Holy War in Judaism: The Fall and Rise of a Controversial Idea, by Reuven Firestone, professor at the Hebrew Union College Institute of Religion in Los Angeles, explores the Judaic concept of “holy war,” which, variously interpreted by Jewish philosophers, not only includes violence (sanctioned by the Jewish god) to secure the safety of the Jewish people and their land, but which also endorses the conquest of other peoples and their lands — a point quite relevant in light of the Jewish dream of a “Greater Israel” that would envelop other nations: all of Syria, Lebanon and Jordan, substantial portions of Iraq, Saudi Arabia and Egypt, not to mention occupied Palestine. So this volume refutes the standard image of Jews and Israel as pacifistic folks simply seeking security.

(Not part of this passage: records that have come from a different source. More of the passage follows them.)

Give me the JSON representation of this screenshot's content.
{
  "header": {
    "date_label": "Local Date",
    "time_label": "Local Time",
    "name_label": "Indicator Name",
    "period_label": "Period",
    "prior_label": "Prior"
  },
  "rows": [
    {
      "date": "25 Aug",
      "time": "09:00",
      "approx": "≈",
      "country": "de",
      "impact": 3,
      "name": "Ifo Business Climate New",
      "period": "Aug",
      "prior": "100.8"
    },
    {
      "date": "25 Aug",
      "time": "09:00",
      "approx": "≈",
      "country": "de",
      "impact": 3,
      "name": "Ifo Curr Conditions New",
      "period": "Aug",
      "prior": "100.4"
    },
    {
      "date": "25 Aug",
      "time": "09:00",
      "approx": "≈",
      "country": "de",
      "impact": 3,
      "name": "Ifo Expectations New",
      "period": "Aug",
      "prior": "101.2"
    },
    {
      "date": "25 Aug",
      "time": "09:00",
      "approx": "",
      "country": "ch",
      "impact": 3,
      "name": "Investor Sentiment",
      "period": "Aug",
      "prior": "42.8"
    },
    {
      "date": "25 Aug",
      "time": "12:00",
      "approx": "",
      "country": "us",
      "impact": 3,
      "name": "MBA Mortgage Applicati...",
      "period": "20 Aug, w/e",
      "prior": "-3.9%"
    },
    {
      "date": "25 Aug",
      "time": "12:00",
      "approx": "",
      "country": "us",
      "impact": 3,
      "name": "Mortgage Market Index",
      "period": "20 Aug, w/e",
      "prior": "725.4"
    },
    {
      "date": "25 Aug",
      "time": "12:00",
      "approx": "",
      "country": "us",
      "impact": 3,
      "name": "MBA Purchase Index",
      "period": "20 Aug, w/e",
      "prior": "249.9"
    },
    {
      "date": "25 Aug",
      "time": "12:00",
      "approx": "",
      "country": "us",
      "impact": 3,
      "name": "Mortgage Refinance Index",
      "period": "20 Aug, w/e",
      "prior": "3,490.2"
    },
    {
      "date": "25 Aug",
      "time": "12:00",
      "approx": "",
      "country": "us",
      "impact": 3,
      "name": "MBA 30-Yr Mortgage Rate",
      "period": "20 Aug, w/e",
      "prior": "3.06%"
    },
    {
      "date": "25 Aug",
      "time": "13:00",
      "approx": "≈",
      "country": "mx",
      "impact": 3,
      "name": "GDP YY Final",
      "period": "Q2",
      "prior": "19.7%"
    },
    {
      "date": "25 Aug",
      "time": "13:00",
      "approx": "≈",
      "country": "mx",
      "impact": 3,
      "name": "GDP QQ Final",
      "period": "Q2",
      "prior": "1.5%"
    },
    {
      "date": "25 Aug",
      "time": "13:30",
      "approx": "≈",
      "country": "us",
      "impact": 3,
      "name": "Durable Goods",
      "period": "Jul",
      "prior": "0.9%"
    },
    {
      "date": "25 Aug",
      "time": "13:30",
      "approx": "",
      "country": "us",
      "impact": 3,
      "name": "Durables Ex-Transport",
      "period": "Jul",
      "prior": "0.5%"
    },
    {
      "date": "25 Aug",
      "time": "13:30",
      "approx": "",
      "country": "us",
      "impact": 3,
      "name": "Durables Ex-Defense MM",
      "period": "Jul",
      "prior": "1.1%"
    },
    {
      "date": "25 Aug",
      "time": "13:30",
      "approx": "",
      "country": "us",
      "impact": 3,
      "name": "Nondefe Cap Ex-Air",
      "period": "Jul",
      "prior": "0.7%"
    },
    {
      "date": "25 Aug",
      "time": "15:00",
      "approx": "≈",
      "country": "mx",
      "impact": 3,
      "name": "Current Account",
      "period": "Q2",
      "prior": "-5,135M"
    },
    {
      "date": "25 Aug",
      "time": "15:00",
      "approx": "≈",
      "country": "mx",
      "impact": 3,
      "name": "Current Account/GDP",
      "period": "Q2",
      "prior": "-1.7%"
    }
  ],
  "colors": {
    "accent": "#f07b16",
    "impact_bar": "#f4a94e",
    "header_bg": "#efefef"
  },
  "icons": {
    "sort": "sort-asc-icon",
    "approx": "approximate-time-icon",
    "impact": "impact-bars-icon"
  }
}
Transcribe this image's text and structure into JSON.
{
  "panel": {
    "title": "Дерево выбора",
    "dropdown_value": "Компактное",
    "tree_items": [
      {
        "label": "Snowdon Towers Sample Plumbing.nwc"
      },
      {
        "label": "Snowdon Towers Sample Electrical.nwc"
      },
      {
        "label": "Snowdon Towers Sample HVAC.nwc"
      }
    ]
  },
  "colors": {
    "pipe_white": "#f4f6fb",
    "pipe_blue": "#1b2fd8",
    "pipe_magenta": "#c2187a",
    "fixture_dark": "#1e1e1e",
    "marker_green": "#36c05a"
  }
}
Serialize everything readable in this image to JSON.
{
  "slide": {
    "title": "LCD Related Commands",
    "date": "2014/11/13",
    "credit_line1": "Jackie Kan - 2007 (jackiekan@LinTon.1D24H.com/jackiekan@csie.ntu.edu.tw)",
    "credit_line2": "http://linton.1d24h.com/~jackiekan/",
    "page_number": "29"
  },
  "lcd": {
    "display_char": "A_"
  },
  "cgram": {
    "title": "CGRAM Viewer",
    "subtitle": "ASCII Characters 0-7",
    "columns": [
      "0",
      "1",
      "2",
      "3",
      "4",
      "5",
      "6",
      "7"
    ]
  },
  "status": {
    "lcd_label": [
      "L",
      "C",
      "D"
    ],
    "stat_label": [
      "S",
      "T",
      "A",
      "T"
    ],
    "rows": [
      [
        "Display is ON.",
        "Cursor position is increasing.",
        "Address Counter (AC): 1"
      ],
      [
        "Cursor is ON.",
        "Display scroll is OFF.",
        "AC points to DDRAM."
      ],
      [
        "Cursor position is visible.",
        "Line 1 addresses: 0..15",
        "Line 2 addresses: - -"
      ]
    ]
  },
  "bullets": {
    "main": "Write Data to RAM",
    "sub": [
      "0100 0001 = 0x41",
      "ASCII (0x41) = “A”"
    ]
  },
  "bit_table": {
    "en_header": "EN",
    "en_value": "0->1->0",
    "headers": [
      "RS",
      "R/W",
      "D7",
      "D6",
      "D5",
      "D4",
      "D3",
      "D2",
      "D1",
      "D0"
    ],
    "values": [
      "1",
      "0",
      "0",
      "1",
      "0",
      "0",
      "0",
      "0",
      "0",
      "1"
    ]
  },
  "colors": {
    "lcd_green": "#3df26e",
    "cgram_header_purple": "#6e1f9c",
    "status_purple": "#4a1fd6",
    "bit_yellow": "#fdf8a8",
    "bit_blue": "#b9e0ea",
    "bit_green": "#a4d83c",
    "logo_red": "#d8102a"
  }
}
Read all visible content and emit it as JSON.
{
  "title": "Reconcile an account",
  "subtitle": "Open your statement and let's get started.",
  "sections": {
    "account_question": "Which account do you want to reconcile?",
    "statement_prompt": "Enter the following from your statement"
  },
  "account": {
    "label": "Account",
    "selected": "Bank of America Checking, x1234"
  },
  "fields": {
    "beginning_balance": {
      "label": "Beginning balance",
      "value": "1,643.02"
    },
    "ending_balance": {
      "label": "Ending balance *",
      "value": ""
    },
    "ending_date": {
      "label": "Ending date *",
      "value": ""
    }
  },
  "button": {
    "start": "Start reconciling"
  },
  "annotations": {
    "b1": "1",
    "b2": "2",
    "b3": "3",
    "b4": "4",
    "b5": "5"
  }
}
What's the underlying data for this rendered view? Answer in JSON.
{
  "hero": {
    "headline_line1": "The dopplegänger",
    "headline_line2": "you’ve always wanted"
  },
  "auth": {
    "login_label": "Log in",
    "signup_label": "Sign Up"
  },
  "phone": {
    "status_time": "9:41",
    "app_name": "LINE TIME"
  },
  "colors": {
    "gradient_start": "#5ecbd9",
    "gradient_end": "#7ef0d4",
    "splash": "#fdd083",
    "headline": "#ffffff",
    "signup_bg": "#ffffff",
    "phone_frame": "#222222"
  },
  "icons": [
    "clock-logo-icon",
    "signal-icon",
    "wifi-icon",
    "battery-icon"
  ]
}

THE PEACE & VIOLENCE OF JUDAISM
The Peace and Violence of Judaism: From the Bible to Modern Zionism, by Robert Eisen, professor of Judaic studies at George Washington University, is an open-minded journey through Jewish philosophy. It candidly points out that Jewish teachings have in some cases advocated violence toward non-Jews while others promoted peace, and that “both readings are valid and authentic interpretations of Judaism.” The author notes, “While Jewish ethicists often use historical context to explain away unpleasant Jewish texts [often cited by critics of the Jews], they generally do not apply the same thinking to Jewish texts more to their liking.”
Having non-Jewish friends, the author says he “cannot accept rabbinic sources that equate non- Jews with animals nor the Kabbalistic notion that non-Jews are inherently evil.” He refers to the Kabbala, a mystical Jewish study that Christian advocates for Judaism and Israel prefer to ignore since its existence refutes the theory there is some kinship between Judaism and Christianity.
The author concludes, “Modern Zionism represents the active revival of the violent tendencies in Judaism which have emerged in the open once again because Jews have regained political and military power.”
THE MASADA MYTH
The Masada Myth: Collective Memory and Mythmaking in Israel, by Machman Ben-Yehuda, a professor at Hebrew University in Jerusalem, dissects and lays to waste the much-touted claim by Israeli propagandists (hyped in the media) that, in ancient times, a group of Jewish warriors heroically fought to the death (committing mass suicide) under siege by Roman soldiers at a mountaintop fortress known as Masada. A foundation of modern-day Israel’s public relations gimmickry, this legend has — as the book notes — become “an ideological symbol for the state of Israel, the dramatic subject of movies and miniseries, a shrine venerated by generations of Zionists and Israeli soldiers, and the most profitable tourist attraction in modern Israel.”
But it’s all a myth and — though the author doesn’t say this — it reflects the perpetual lies put forth daily to the non-Jewish world by the Jewish-controlled media about the nation of Israel and Jewish affairs.
Anti-Judaism: The Western Tradition, by David Nirenberg, professor at the University of Chicago, is a thought-provoking work contending that, as one reviewer remarked, “hostility to Judaism is not the product of occasional historical conjunctures, economic crises or far right political victories. Rather, it is a constituent element of [Western] culture . . . .” In short, anyone accused of anti-Semitism is no far-out “extremist,” but someone who reflects Western tradition.
These are well-documented works, panoramic, historically sweeping and keyed directly to current events — must reading for serious students of modern reality and world affairs.
. . ..
Michael Collins Piper is the author of Final
, the controversial
“underground bestseller” documenting
the collaboration of Israeli intelligence in
the assassination of John F. Kennedy. He is
also the author of The New Babylon
High Priests of War
New Jerusalem: Zionist Power in America
Judas Goats: The Enemy Within
Secrets: Crime, Conspiracy & Cover-Up in
the 20th Century,
GOLEM: Israel's Hell Bomb
These works can
be found at America
He has lectured
on suppressed topics in places as diverse as
Malaysia, Japan, Canada, Russia and Abu Dhabi.
(Issue Number 31; August 4, 2014, AMERICAN